Some two hundred years ago, a Cherokee Indian named Drowning Bear allowed a missionary to read to him several chapters of the Bible. After having listened for some time, Drowning Bear said to the missionary: “It seems to be a good book; strange that the white people are not better after having had it for so long.”
Drowning Bear’s implication was that if we actually lived in obedience to the Word of God, our lives would be dramatically better as a result. This was precisely our Lord’s point in today’s gospel. Jesus invites us not only to hear his Word; he wants us also to act on it. To put it another way, God’s Word was spoken not simply for our information. Instead, it’s meant for our application, that our lives might be blessed with transformation.
For this to happen, however, we first need to listen. We can’t act on God’s Word if we can’t hear it! Unfortunately, listening isn’t something we’re always good at doing. In an old joke, a crabby husband asks his wife, “Why do women talk so much?” To which his rightfully annoyed wife replied: “Because we have to say everything twice!” The joke’s point is that we don’t always listen very well to each other. Sometimes we also don’t listen very well to God- and there’s nothing too funny about that
It might be that we’re too distracted to listen to God. When the “Word of the Lord” is proclaimed for us, our expected response is “Thanks be to God.” If we were honest, however, we probably should say, “Huh? Could you say that again?” One contributing factor is “information overload.” Through every conceivable form of media – electronic and otherwise- we’re bombarded with more data than we’re able to handle. It can shatter our attention spans and make us very reluctant to add any additional voices to the mix- even if it’s God’s.
Another reason we don’t listen well to God’s Word is that it gets drowned out by “cultural static.” It’s easy to understand why this happens. The world literally shouts at us – “Look at me! Buy me! Sleep with me!”- and we can’t seem to hear anything else- especially God, who typically speaks in whispers. And the same world that shouts at us insists that we join the rat race. We wind up so exhausted that making time for God’s Word seems like a luxury, something to put off for a day when we’re less stressed. It’s not that we’ve pushed God’s Word away; it’s simply been squeezed out.
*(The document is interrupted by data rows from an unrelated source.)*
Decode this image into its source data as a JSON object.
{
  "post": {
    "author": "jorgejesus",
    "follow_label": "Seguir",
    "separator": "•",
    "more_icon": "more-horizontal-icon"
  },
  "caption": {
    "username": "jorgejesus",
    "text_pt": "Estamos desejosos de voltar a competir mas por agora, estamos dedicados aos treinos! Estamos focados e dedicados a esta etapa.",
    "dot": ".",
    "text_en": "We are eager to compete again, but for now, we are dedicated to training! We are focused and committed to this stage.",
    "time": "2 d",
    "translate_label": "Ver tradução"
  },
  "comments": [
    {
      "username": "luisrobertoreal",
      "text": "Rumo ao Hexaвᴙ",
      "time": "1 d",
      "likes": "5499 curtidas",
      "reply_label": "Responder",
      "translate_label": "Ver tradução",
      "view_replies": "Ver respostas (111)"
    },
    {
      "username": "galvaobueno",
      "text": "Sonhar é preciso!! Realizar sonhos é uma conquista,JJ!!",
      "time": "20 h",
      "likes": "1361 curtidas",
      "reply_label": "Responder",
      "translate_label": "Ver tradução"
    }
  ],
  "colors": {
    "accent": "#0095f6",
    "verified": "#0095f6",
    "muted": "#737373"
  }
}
But sometimes we do push God’s Word away, because we don’t want to hear it. We’re afraid of what we might be told and what changes God will call us to make in our lives. Maybe it’s about money. Or forgiveness. Or our relationships. Or sex. Perhaps we’re too proud, too angry, or too addicted to listen. Whatever it may be, we know that with knowledge comes responsibility, so we try to take the “ignorance is bliss” approach. When we do this, it’s not society or our schedules that’s interfering with the Word of God. We have only ourselves to blame, because we’ve stuck our fingers in our ears.
We only plug our ears, however, when we think that God’s Word might have something valid to say to us. At times, we think just the opposite. We don’t make ourselves deaf to God’s Word; we simply dismiss it, because we’re convinced that it has nothing to say to us, or that it’s too confusing or old-fashioned to bother with. Should this be the case, we’re in good company. St. Augustine, a great figure from the Church’s first centuries, once felt exactly the same way. As a young man, he read the Bible in his quest for truth, but found himself disappointed. He didn’t encounter the lofty philosophy he preferred to read, but accounts of violent conflict and very imperfect people that left him confused.
All that changed when Augustine met St. Ambrose, whose preaching helped him understand the Bible for what it is: An inspired account of God’s unfolding plan throughout history, all leading to Jesus. Augustine came to appreciate that not only is Jesus the key to understanding the Bible, but that Jesus himself is heard through the Bible. The Bible is the Word of God- because through it we hear the voice of Jesus, who is the Word of God: the Word-made-flesh.
It is this voice that today’s Scriptures challenge us to listen to, and act upon, today. In our noisy world, we can be deaf to God’s Word. In our selfish world, it’s tempting to resist God’s Word. In our skeptical world, it’s fashionable to dismiss God’s Word. In our overscheduled world, it’s easy to neglect God’s Word. Yet we neglect God’s Word at our peril. Life can be hard, challenging, painful, confusing. Maybe that’s why Jesus spoke of powerful winds and rain in his parable, because they describe what we feel like we’re contending with at times. Jesus’ point was that if we build our life upon his Word, we’ll have the strength and resources to withstand the flood waters when they rise. And if we don’t, we won’t, and we risk being swept away by the currents.
To build our lives upon God’s Word is like building our house on rock, as Jesus said. Think of Manhattan, if you will: Perhaps the greatest concentration of brick, mortar, steel and timber anywhere in the world. And all of it rests upon a huge mass of rock. Anything else couldn’t bear the weight. That’s true of our lives, too. Sometimes we have a heavy load to bear; it can seem like we have the weight of the world upon our shoulders! We can bear the strain…but only if our life’s foundation is the rock of the Word of God.
Drowning Bear was right: God’s Word is good, and we have indeed had it a long time. But it’s up to us to listen, act, and allow ourselves to be changed.